A spherical or pear-shaped juglet has a curved neck and an inverted rim, and a handle from the rim to shoulder (Fig. 5:9). These juglets often have a closely ribbed body and a round, flat or concave base. This juglet form is very common throughout Judea, appearing as early as the first century BCE and ceasing to appear in the second century CE (Bar-Nathan 2006:189–194, 211, Pl. 33:1–14). There are parallels at Machaerus (Humbert 2019:217, Pl. 5:4, 5, 7, 8), Qumran (Magen and Peleg 2007:15, 18, 21, Pl. 3:4) and Khirbet er-Rasm in the Judean Shephelah (Sandhaus 2011:124–125, Pl. 2.7: 4).
Lamp. A single characteristic Herodian lamp fragment was found (Fig. 5:10). The Herodian lamp has several sub-types, but the sherd is too small to permit precise classification. The Herodian lamps probably appeared as early as the last years of Herodian rule and they were common until the Great Revolt, the latest lamps appear in the second half of the second century CE, for example in the Bar Kokhba refuge caves (Barag and Hershkovitz 1994:44–53). Parallels were found at Machaerus (Mlynarczyk 2019:286–292, Pls. 30–32) and in the Giv‘ati Parking Lot excavations in Jerusalem (Tchekhanovets 2013:124, Figs. 5.14, 5.19).
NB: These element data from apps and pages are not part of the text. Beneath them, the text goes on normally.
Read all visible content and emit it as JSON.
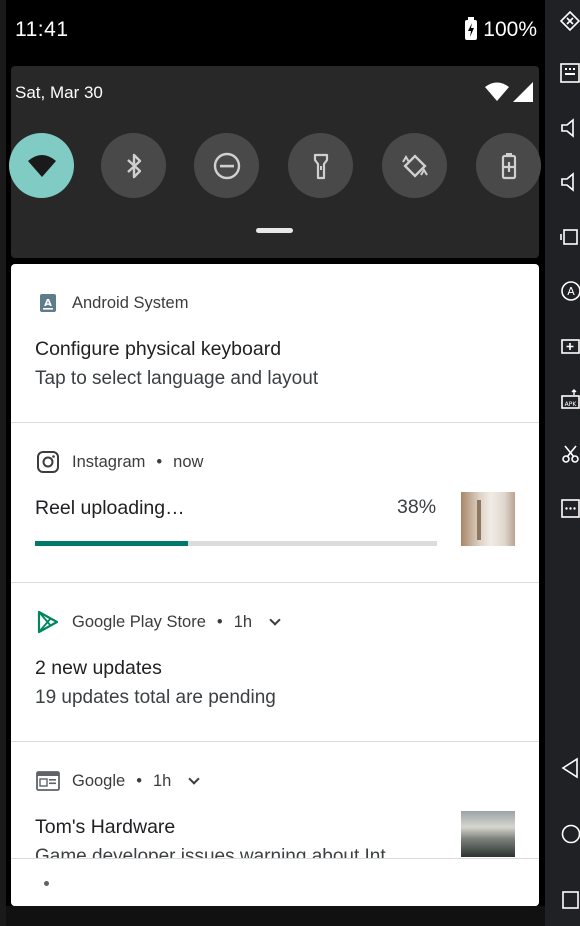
{
  "status_bar": {
    "time": "11:41",
    "battery": "100%"
  },
  "quick_settings": {
    "date": "Sat, Mar 30",
    "tiles": [
      {
        "name": "wifi",
        "active": true
      },
      {
        "name": "bluetooth",
        "active": false
      },
      {
        "name": "do-not-disturb",
        "active": false
      },
      {
        "name": "flashlight",
        "active": false
      },
      {
        "name": "auto-rotate",
        "active": false
      },
      {
        "name": "battery-saver",
        "active": false
      }
    ]
  },
  "notifications": {
    "android_system": {
      "app": "Android System",
      "title": "Configure physical keyboard",
      "text": "Tap to select language and layout"
    },
    "instagram": {
      "app": "Instagram",
      "time": "now",
      "title": "Reel uploading…",
      "percent": "38%",
      "progress": 0.38
    },
    "play_store": {
      "app": "Google Play Store",
      "time": "1h",
      "title": "2 new updates",
      "text": "19 updates total are pending"
    },
    "google": {
      "app": "Google",
      "time": "1h",
      "title": "Tom's Hardware",
      "text": "Game developer issues warning about Int"
    }
  },
  "colors": {
    "accent_tile": "#80cbc4",
    "progress": "#00796b",
    "panel": "#282828"
  }
}
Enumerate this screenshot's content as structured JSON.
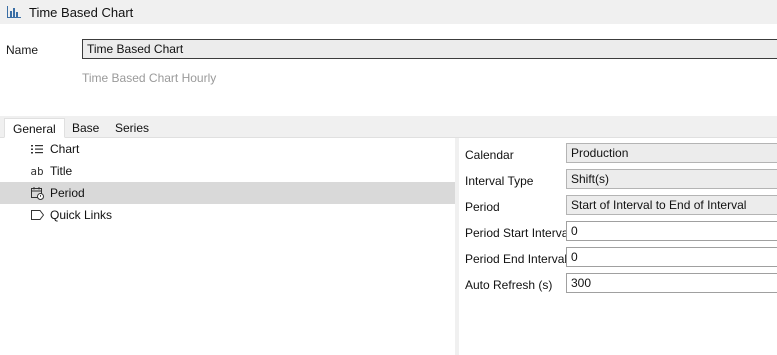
{
  "window": {
    "title": "Time Based Chart",
    "icon": "bar-chart-icon"
  },
  "name_field": {
    "label": "Name",
    "value": "Time Based Chart"
  },
  "description": "Time Based Chart Hourly",
  "tabs": [
    {
      "label": "General",
      "active": true
    },
    {
      "label": "Base",
      "active": false
    },
    {
      "label": "Series",
      "active": false
    }
  ],
  "tree": [
    {
      "label": "Chart",
      "icon": "list-icon",
      "selected": false
    },
    {
      "label": "Title",
      "icon": "text-ab-icon",
      "selected": false
    },
    {
      "label": "Period",
      "icon": "calendar-clock-icon",
      "selected": true
    },
    {
      "label": "Quick Links",
      "icon": "tag-icon",
      "selected": false
    }
  ],
  "properties": [
    {
      "label": "Calendar",
      "value": "Production",
      "editable": false
    },
    {
      "label": "Interval Type",
      "value": "Shift(s)",
      "editable": false
    },
    {
      "label": "Period",
      "value": "Start of Interval to End of Interval",
      "editable": false
    },
    {
      "label": "Period Start Intervals",
      "value": "0",
      "editable": true
    },
    {
      "label": "Period End Intervals",
      "value": "0",
      "editable": true
    },
    {
      "label": "Auto Refresh (s)",
      "value": "300",
      "editable": true
    }
  ]
}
Imported Ware. Two small and poorly preserved sherds of imported vessels were found (not drawn). One fragment probably belongs to a Terra Sigillata bowl (Eastern Sigillata A) and the other was probably part of the rim of an imported Aegean amphora. Both vessels are characteristic of the contemporary affluent society and were found in palaces and luxury residences (Berlin 2005:37–38; Bar-Nathan 2006:307–314).
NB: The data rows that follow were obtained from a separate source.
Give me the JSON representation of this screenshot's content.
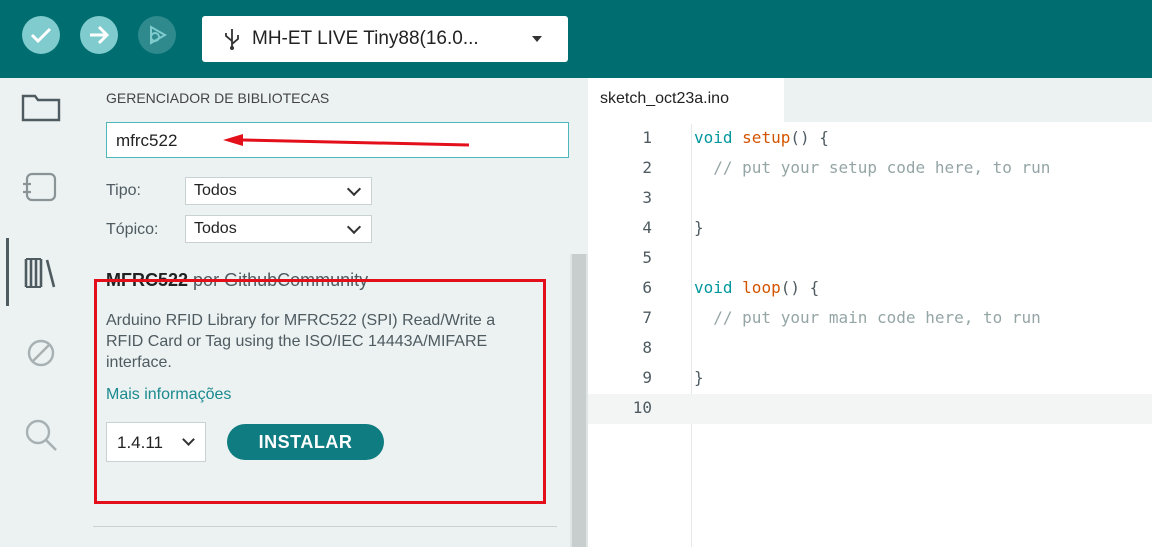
{
  "toolbar": {
    "verify_icon": "check-icon",
    "upload_icon": "arrow-right-icon",
    "debug_icon": "debug-icon",
    "board_icon": "usb-icon",
    "board_name": "MH-ET LIVE Tiny88(16.0...",
    "colors": {
      "bar": "#006d70",
      "button": "#7fcbcd"
    }
  },
  "sidebar": {
    "items": [
      {
        "icon": "folder-icon"
      },
      {
        "icon": "board-manager-icon"
      },
      {
        "icon": "library-icon",
        "active": true
      },
      {
        "icon": "debug-disabled-icon"
      },
      {
        "icon": "search-icon"
      }
    ]
  },
  "library": {
    "title": "GERENCIADOR DE BIBLIOTECAS",
    "search_value": "mfrc522",
    "filters": [
      {
        "label": "Tipo:",
        "value": "Todos"
      },
      {
        "label": "Tópico:",
        "value": "Todos"
      }
    ],
    "result": {
      "name": "MFRC522",
      "author": "por GithubCommunity",
      "description": "Arduino RFID Library for MFRC522 (SPI) Read/Write a RFID Card or Tag using the ISO/IEC 14443A/MIFARE interface.",
      "more_link": "Mais informações",
      "version": "1.4.11",
      "install_label": "INSTALAR"
    }
  },
  "editor": {
    "tab": "sketch_oct23a.ino",
    "lines": [
      {
        "n": "1",
        "kw": "void",
        "fn": "setup",
        "rest": "() {",
        "comment": "",
        "text": ""
      },
      {
        "n": "2",
        "kw": "",
        "fn": "",
        "rest": "",
        "comment": "  // put your setup code here, to run",
        "text": ""
      },
      {
        "n": "3",
        "kw": "",
        "fn": "",
        "rest": "",
        "comment": "",
        "text": ""
      },
      {
        "n": "4",
        "kw": "",
        "fn": "",
        "rest": "",
        "comment": "",
        "text": "}"
      },
      {
        "n": "5",
        "kw": "",
        "fn": "",
        "rest": "",
        "comment": "",
        "text": ""
      },
      {
        "n": "6",
        "kw": "void",
        "fn": "loop",
        "rest": "() {",
        "comment": "",
        "text": ""
      },
      {
        "n": "7",
        "kw": "",
        "fn": "",
        "rest": "",
        "comment": "  // put your main code here, to run",
        "text": ""
      },
      {
        "n": "8",
        "kw": "",
        "fn": "",
        "rest": "",
        "comment": "",
        "text": ""
      },
      {
        "n": "9",
        "kw": "",
        "fn": "",
        "rest": "",
        "comment": "",
        "text": "}"
      },
      {
        "n": "10",
        "kw": "",
        "fn": "",
        "rest": "",
        "comment": "",
        "text": ""
      }
    ]
  }
}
Haim Shkolnik
The excavation yielded seven bronze coins, five of which were identified (Table 1). One is an Alexander Jannaeus coin; the other coins date to the latter half of the first century CE.
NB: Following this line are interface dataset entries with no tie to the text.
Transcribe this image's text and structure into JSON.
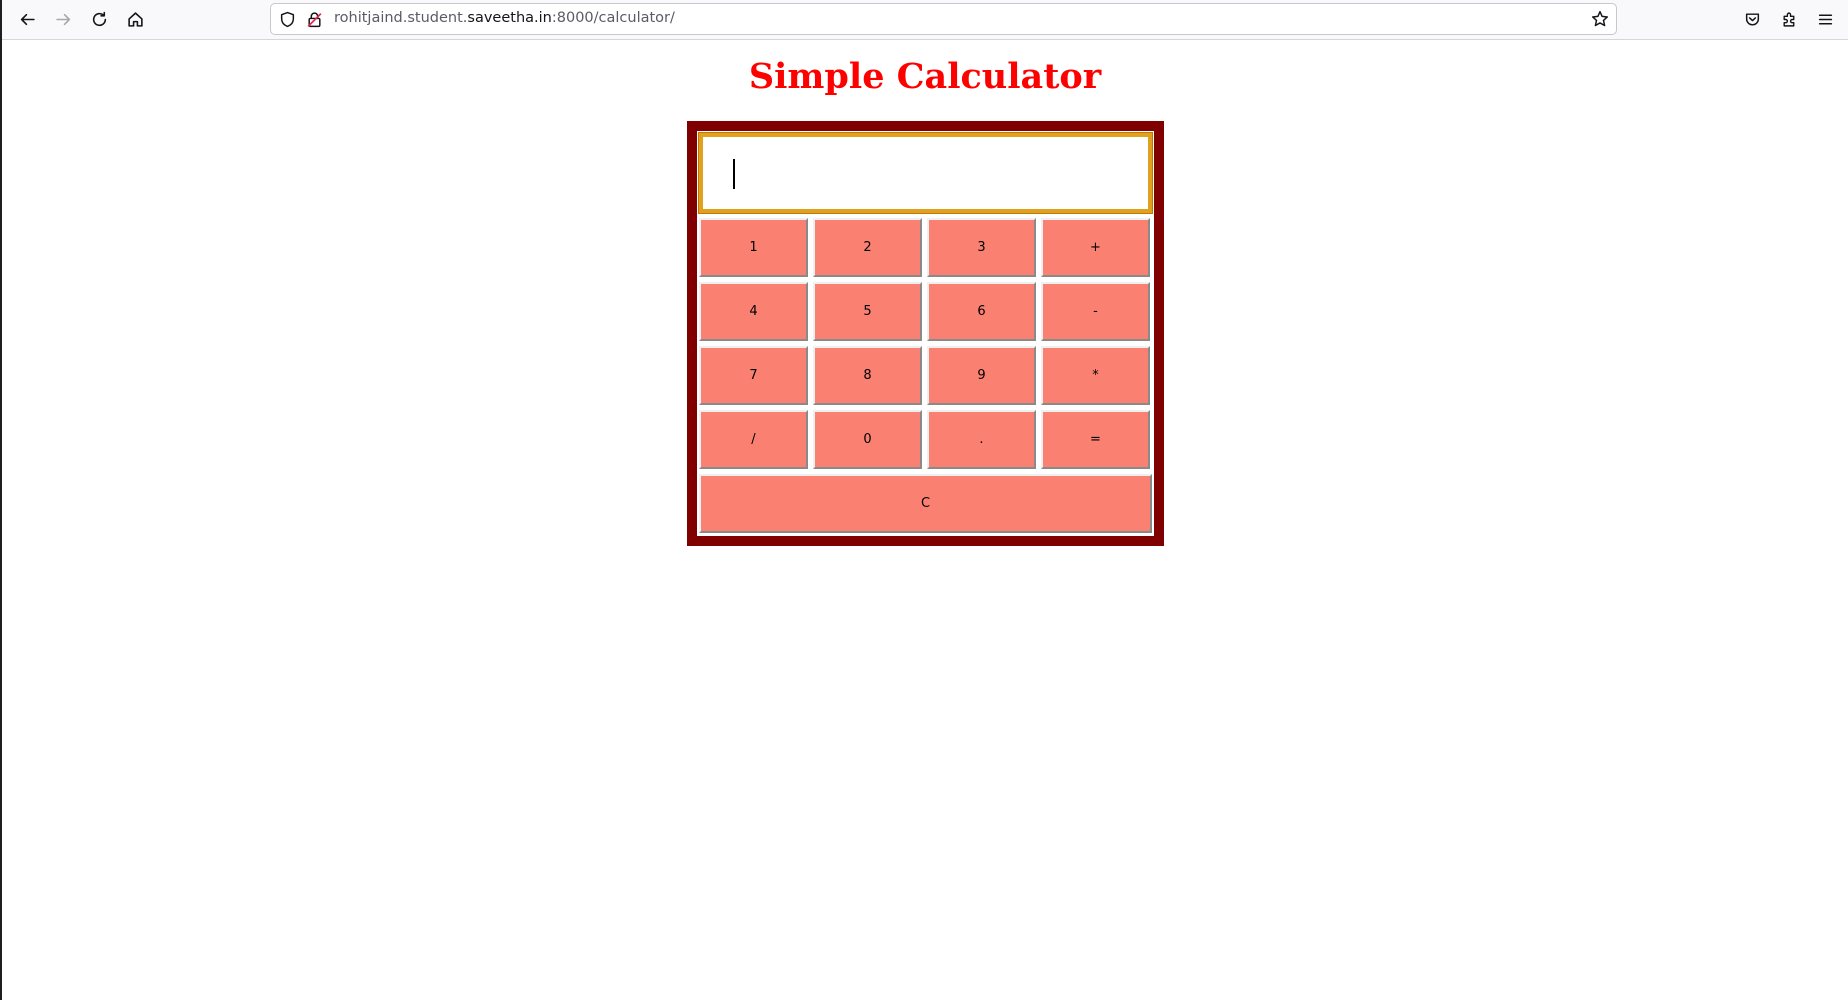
{
  "browser": {
    "url": {
      "prefix": "rohitjaind.student.",
      "domain": "saveetha.in",
      "suffix": ":8000/calculator/"
    },
    "icons": {
      "back": "back-arrow-icon",
      "forward": "forward-arrow-icon",
      "reload": "reload-icon",
      "home": "home-icon",
      "shield": "tracking-shield-icon",
      "lock": "insecure-lock-icon",
      "bookmark": "bookmark-star-icon",
      "pocket": "pocket-icon",
      "extensions": "extensions-puzzle-icon",
      "menu": "hamburger-menu-icon"
    }
  },
  "page": {
    "title": "Simple Calculator",
    "title_color": "#ff0000"
  },
  "calculator": {
    "display_value": "",
    "frame_color": "#800000",
    "key_color": "#fa8072",
    "display_border_color": "#e0a020",
    "keys": [
      [
        "1",
        "2",
        "3",
        "+"
      ],
      [
        "4",
        "5",
        "6",
        "-"
      ],
      [
        "7",
        "8",
        "9",
        "*"
      ],
      [
        "/",
        "0",
        ".",
        "="
      ]
    ],
    "clear_label": "C"
  }
}
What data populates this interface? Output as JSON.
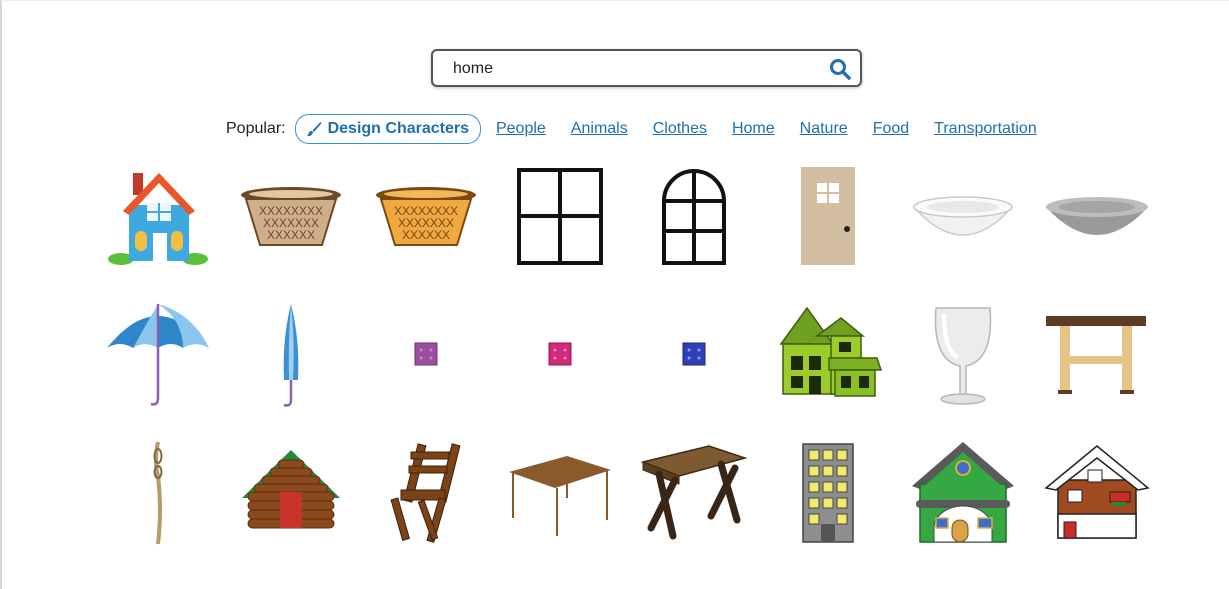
{
  "search": {
    "value": "home",
    "icon": "search-icon"
  },
  "popular": {
    "label": "Popular:",
    "featured": {
      "label": "Design Characters",
      "icon": "paintbrush-icon"
    },
    "links": [
      "People",
      "Animals",
      "Clothes",
      "Home",
      "Nature",
      "Food",
      "Transportation"
    ]
  },
  "colors": {
    "accent": "#1f6fb2",
    "pill_border": "#3a8fd0"
  },
  "results": [
    "house-icon",
    "wicker-basket-icon",
    "orange-basket-icon",
    "window-icon",
    "arched-window-icon",
    "door-icon",
    "white-bowl-icon",
    "gray-bowl-icon",
    "open-umbrella-icon",
    "closed-umbrella-icon",
    "purple-cushion-icon",
    "pink-cushion-icon",
    "blue-cushion-icon",
    "green-house-icon",
    "wine-glass-icon",
    "wooden-stool-icon",
    "rope-icon",
    "log-cabin-icon",
    "folding-chair-icon",
    "table-icon",
    "picnic-table-icon",
    "apartment-building-icon",
    "green-cottage-icon",
    "snowy-chalet-icon"
  ]
}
Table 1. The coins
SOA (Staff Officer of Archaeology) No.
Alexander Jannaeus
80/79–76 BCE
Agrippa I
42/1 CE
Procurator Porcius Festus
59/8 CE
Great Revolt
Year 2 (67 CE)
Great Revolt
Year 2 (67 CE)
The pottery assemblage dates the occupation at the site mainly from the second half of the first century BCE to the early second century CE. The variety of vessels and the imported ware in the assemblage reflect contemporary assemblages in luxurious residential compounds in Jerusalem, attesting to the wealth of the site, and indicating that it was evidently owned by rich members of society connected to the Roman authorities. The strategic location of the site commands the ancient road that connected Jerusalem with the palaces in Jericho. Although the Herodian building exposed in the previous excavation has not yet been published, one can cautiously propose that an Early Roman fortress was situated on the hilltop to control the road. This proposal finds support in Josephus’ description of the destruction of the ‘palace-fortress’ of Kypros/Cypros (Netzer 1975:61), mentioning that the rebels captured both the fortress and the defenses: “It was now that the insurgents took the fortress called Cypros, which dominated Jericho, massacred the garrison and leveled the defenses.” (Josephus War II, 484). The site was probably a fortress rather than a palace, despite the original identification. In the Hasmonean and Herodian periods, the Judean desert fortresses fulfilled both military and administrative functions (Guri-Rimon 1996).